→ **YOUR GOAL**:
The number needed is how many lines of the data hold the string "British". Give that number and nothing more.

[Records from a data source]
•••••

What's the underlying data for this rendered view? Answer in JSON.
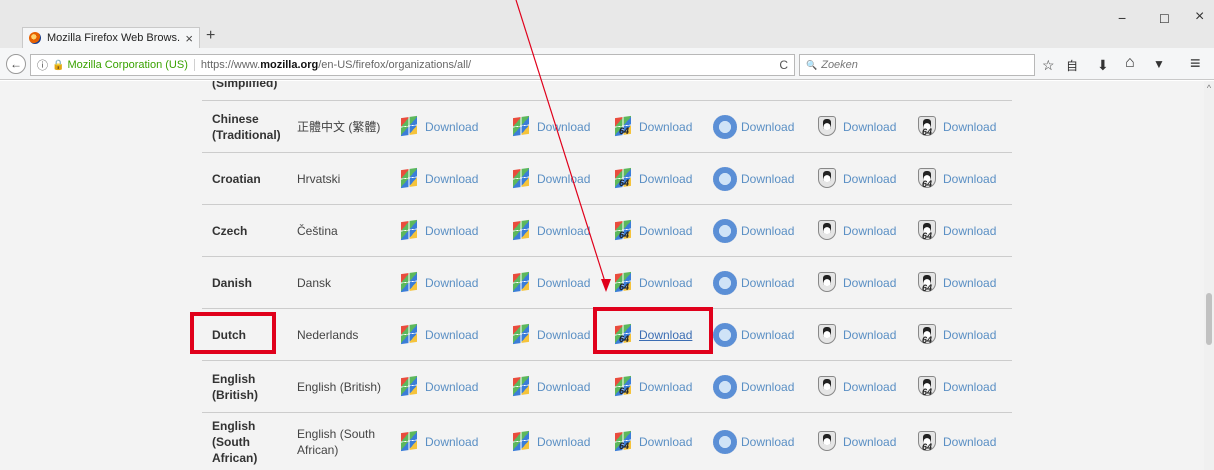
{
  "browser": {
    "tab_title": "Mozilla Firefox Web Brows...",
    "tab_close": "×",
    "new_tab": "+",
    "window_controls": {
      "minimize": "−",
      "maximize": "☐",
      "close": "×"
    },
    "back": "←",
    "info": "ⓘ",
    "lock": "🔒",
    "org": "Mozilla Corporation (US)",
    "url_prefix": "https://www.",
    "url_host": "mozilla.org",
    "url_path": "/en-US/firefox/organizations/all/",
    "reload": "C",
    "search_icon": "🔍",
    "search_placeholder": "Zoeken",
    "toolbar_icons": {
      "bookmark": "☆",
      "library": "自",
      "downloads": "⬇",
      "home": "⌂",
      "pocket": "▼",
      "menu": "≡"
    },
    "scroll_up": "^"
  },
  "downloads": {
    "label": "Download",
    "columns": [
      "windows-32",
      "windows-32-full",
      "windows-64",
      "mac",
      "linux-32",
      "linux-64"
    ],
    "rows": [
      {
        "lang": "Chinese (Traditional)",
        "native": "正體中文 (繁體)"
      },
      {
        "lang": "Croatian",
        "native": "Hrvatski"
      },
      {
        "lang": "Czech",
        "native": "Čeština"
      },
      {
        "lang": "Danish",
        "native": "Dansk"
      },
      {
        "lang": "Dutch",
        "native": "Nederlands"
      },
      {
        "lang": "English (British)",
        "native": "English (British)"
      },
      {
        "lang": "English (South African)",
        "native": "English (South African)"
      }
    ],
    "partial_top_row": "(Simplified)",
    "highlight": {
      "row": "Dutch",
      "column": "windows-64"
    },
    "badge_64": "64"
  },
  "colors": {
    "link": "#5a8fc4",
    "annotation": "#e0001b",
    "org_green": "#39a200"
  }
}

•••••

→ **REPLY TO THE TASK**:
2